When you hear someone talk about branding, what comes to mind? Do you automatically think of a logo? What about the messaging? Trust us when we say that the only thing more disappointing than bad branding is branding that misrepresents what a company actually does.
Step One: Start Talking
We believe that in order to have successful branding, you have to build a strong foundation. At KM&A we understand that you need to spend a lot of time and energy with both the client and your team in order to create a brand. For us, we purposefully kick things off with our clients by having a discovery meeting. This meeting allows us to spend intentional time with our clients to gain an understanding of who they are and how they want to be perceived.
Although a meeting like this can sound a little overwhelming, it’s always a great way for us to start a relationship and identify key messaging for our clients. This allows us to determine their visual and verbal tones – something that we use as a compass for making all branding decisions.
There isn’t a perfect order to building brand guidelines and there are certain processes that vary for each team. Our creative lead, Torrey, tends to start with collecting photographs that speak to the organization’s determined tones and then proceeds from there.
Step Two: Evaluate What You Have

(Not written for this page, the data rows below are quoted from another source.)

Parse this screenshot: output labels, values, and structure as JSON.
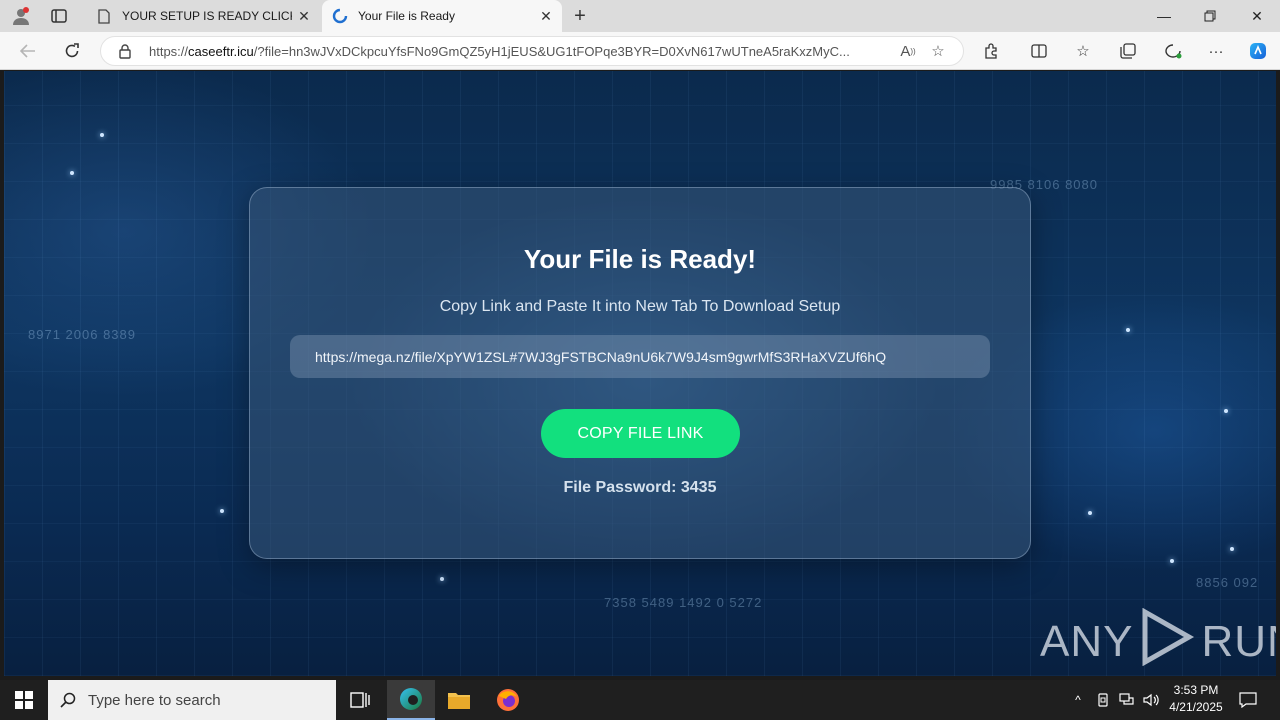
{
  "browser": {
    "tabs": [
      {
        "title": "YOUR SETUP IS READY CLICK BELOW",
        "active": false
      },
      {
        "title": "Your File is Ready",
        "active": true
      }
    ],
    "address": {
      "host": "caseeftr.icu",
      "scheme": "https://",
      "rest": "/?file=hn3wJVxDCkpcuYfsFNo9GmQZ5yH1jEUS&UG1tFOPqe3BYR=D0XvN617wUTneA5raKxzMyC..."
    }
  },
  "page": {
    "heading": "Your File is Ready!",
    "subtitle": "Copy Link and Paste It into New Tab To Download Setup",
    "file_link": "https://mega.nz/file/XpYW1ZSL#7WJ3gFSTBCNa9nU6k7W9J4sm9gwrMfS3RHaXVZUf6hQ",
    "copy_button": "COPY FILE LINK",
    "password": "File Password: 3435",
    "watermark_left": "ANY",
    "watermark_right": "RUN",
    "accent_color": "#12e07e"
  },
  "background_numbers": [
    "9985 8106 8080",
    "8971 2006 8389",
    "7358 5489 1492 0 5272",
    "8856 092"
  ],
  "taskbar": {
    "search_placeholder": "Type here to search",
    "time": "3:53 PM",
    "date": "4/21/2025"
  }
}
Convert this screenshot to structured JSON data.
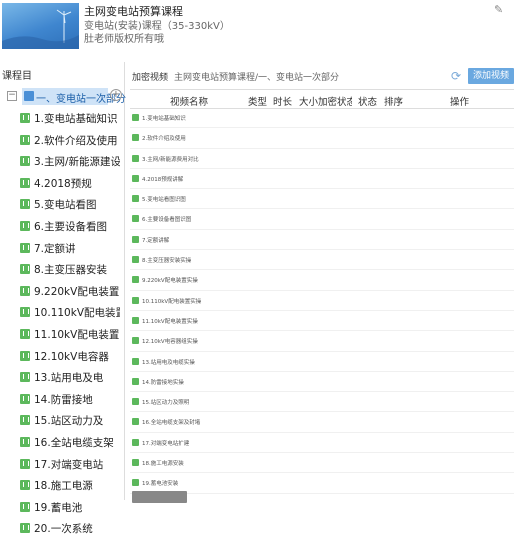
{
  "course": {
    "title": "主网变电站预算课程",
    "subtitle": "变电站(安装)课程（35-330kV）",
    "copyright": "肚老师版权所有哦"
  },
  "sidebar": {
    "title": "课程目",
    "chapter": {
      "toggle": "−",
      "label": "一、变电站一次部分",
      "add": "+"
    },
    "items": [
      {
        "label": "1.变电站基础知识"
      },
      {
        "label": "2.软件介绍及使用"
      },
      {
        "label": "3.主网/新能源建设"
      },
      {
        "label": "4.2018预规"
      },
      {
        "label": "5.变电站看图"
      },
      {
        "label": "6.主要设备看图"
      },
      {
        "label": "7.定额讲"
      },
      {
        "label": "8.主变压器安装"
      },
      {
        "label": "9.220kV配电装置"
      },
      {
        "label": "10.110kV配电装置"
      },
      {
        "label": "11.10kV配电装置"
      },
      {
        "label": "12.10kV电容器"
      },
      {
        "label": "13.站用电及电"
      },
      {
        "label": "14.防雷接地"
      },
      {
        "label": "15.站区动力及"
      },
      {
        "label": "16.全站电缆支架"
      },
      {
        "label": "17.对端变电站"
      },
      {
        "label": "18.施工电源"
      },
      {
        "label": "19.蓄电池"
      },
      {
        "label": "20.一次系统"
      }
    ]
  },
  "main": {
    "breadcrumb_bold": "加密视频",
    "breadcrumb_rest": "主网变电站预算课程/一、变电站一次部分",
    "add_video": "添加视频",
    "columns": [
      "视频名称",
      "类型",
      "时长",
      "大小",
      "加密状态",
      "状态",
      "排序",
      "操作"
    ],
    "videos": [
      {
        "name": "1.变电站基础知识"
      },
      {
        "name": "2.软件介绍及使用"
      },
      {
        "name": "3.主网/新能源费用对比"
      },
      {
        "name": "4.2018预规讲解"
      },
      {
        "name": "5.变电站看图识图"
      },
      {
        "name": "6.主要设备看图识图"
      },
      {
        "name": "7.定额讲解"
      },
      {
        "name": "8.主变压器安装实操"
      },
      {
        "name": "9.220kV配电装置实操"
      },
      {
        "name": "10.110kV配电装置实操"
      },
      {
        "name": "11.10kV配电装置实操"
      },
      {
        "name": "12.10kV电容器组实操"
      },
      {
        "name": "13.站用电及电缆实操"
      },
      {
        "name": "14.防雷接地实操"
      },
      {
        "name": "15.站区动力及照明"
      },
      {
        "name": "16.全站电缆支架及封堵"
      },
      {
        "name": "17.对端变电站扩建"
      },
      {
        "name": "18.施工电源安装"
      },
      {
        "name": "19.蓄电池安装"
      }
    ]
  },
  "colors": {
    "accent": "#6aa8e0",
    "selected_bg": "#cfe3f7",
    "video_icon": "#5cb85c"
  }
}
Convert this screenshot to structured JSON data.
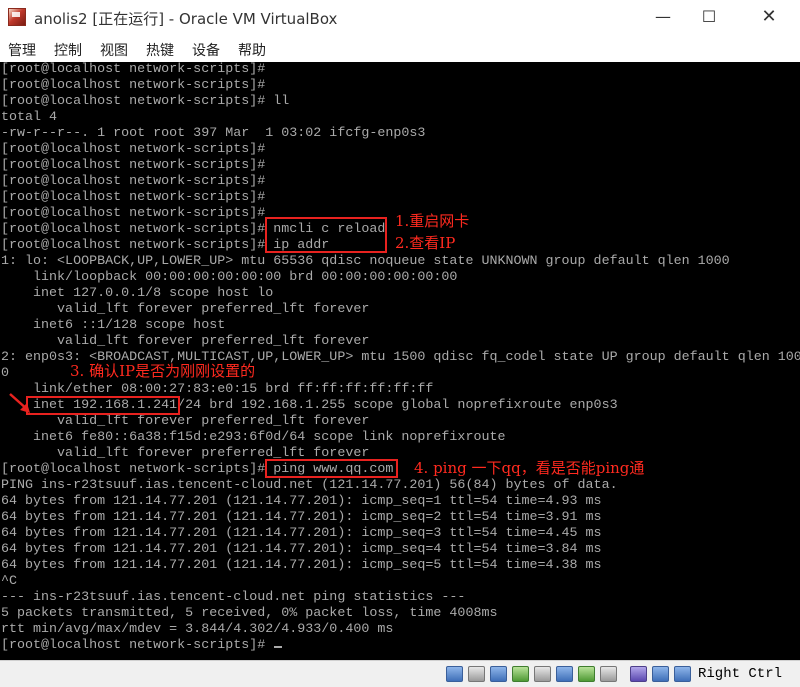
{
  "window": {
    "title": "anolis2 [正在运行] - Oracle VM VirtualBox",
    "minimize_glyph": "—",
    "maximize_glyph": "☐",
    "close_glyph": "✕"
  },
  "menu": [
    "管理",
    "控制",
    "视图",
    "热键",
    "设备",
    "帮助"
  ],
  "terminal": {
    "lines": [
      "[root@localhost network-scripts]#",
      "[root@localhost network-scripts]#",
      "[root@localhost network-scripts]# ll",
      "total 4",
      "-rw-r--r--. 1 root root 397 Mar  1 03:02 ifcfg-enp0s3",
      "[root@localhost network-scripts]#",
      "[root@localhost network-scripts]#",
      "[root@localhost network-scripts]#",
      "[root@localhost network-scripts]#",
      "[root@localhost network-scripts]#",
      "[root@localhost network-scripts]# nmcli c reload",
      "[root@localhost network-scripts]# ip addr",
      "1: lo: <LOOPBACK,UP,LOWER_UP> mtu 65536 qdisc noqueue state UNKNOWN group default qlen 1000",
      "    link/loopback 00:00:00:00:00:00 brd 00:00:00:00:00:00",
      "    inet 127.0.0.1/8 scope host lo",
      "       valid_lft forever preferred_lft forever",
      "    inet6 ::1/128 scope host",
      "       valid_lft forever preferred_lft forever",
      "2: enp0s3: <BROADCAST,MULTICAST,UP,LOWER_UP> mtu 1500 qdisc fq_codel state UP group default qlen 100",
      "0",
      "    link/ether 08:00:27:83:e0:15 brd ff:ff:ff:ff:ff:ff",
      "    inet 192.168.1.241/24 brd 192.168.1.255 scope global noprefixroute enp0s3",
      "       valid_lft forever preferred_lft forever",
      "    inet6 fe80::6a38:f15d:e293:6f0d/64 scope link noprefixroute",
      "       valid_lft forever preferred_lft forever",
      "[root@localhost network-scripts]# ping www.qq.com",
      "PING ins-r23tsuuf.ias.tencent-cloud.net (121.14.77.201) 56(84) bytes of data.",
      "64 bytes from 121.14.77.201 (121.14.77.201): icmp_seq=1 ttl=54 time=4.93 ms",
      "64 bytes from 121.14.77.201 (121.14.77.201): icmp_seq=2 ttl=54 time=3.91 ms",
      "64 bytes from 121.14.77.201 (121.14.77.201): icmp_seq=3 ttl=54 time=4.45 ms",
      "64 bytes from 121.14.77.201 (121.14.77.201): icmp_seq=4 ttl=54 time=3.84 ms",
      "64 bytes from 121.14.77.201 (121.14.77.201): icmp_seq=5 ttl=54 time=4.38 ms",
      "^C",
      "--- ins-r23tsuuf.ias.tencent-cloud.net ping statistics ---",
      "5 packets transmitted, 5 received, 0% packet loss, time 4008ms",
      "rtt min/avg/max/mdev = 3.844/4.302/4.933/0.400 ms",
      "[root@localhost network-scripts]# "
    ]
  },
  "annotations": {
    "a1": "1.重启网卡",
    "a2": "2.查看IP",
    "a3": "3. 确认IP是否为刚刚设置的",
    "a4": "4. ping 一下qq，看是否能ping通"
  },
  "statusbar": {
    "icons": [
      "optical-drive-icon",
      "usb-icon",
      "network-icon",
      "shared-folder-icon",
      "display-icon",
      "video-capture-icon",
      "hard-disk-icon",
      "audio-icon",
      "vt-x-icon",
      "mouse-integration-icon",
      "keyboard-capture-icon"
    ],
    "host_key": "Right Ctrl"
  },
  "colors": {
    "terminal_bg": "#000000",
    "terminal_fg": "#aaaaaa",
    "annotation_red": "#e8221f"
  }
}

When developing a new brand, it can be tempting to start from scratch, but this is not always the best decision. If your brand has any sort of recognition, keeping elements for long-term clients or customers to recognize is important. Our advice: hold on to any brand equity that your organization may have so that you don’t make things harder on yourself. If something has been developed over the years and then taken down completely, it can become jarring to both the customer and organization.
When integrating an old brand identity with new ideas, try to bring the parts that have worked for the client into your new brand. Does the organization have an interesting color palette? Keep the most recognizable color. Has the organization used the same logo for 75 years? Don’t throw it away completely. Try to take favorite details and put them in a modern perspective without losing the brand equity.
Step Three: Look Towards the Future
The branding framework should be flexible enough that it can be built upon and strong enough to stand on its own. Even the perfect brand does not last forever, so it is key that organizations understand when they need a refresh. A lot of clients don’t know when this needs to happen, so having an outside opinion is so helpful. Torrey suggests that you might need a refresh if you haven’t relooked at your brand in the past three years or if you aren’t getting the brand recognition you should be getting. If you also can’t explain your brand in one sentence, then you may need to start a conversation about a refresh or refocus.
All great brands stand on a strong framework, so investing time and finances will ultimately lead to a lasting ROI. If your organization is in need of reframing your brand or questioning what your branding framework will need, reach out to KM&A and learn how we can help.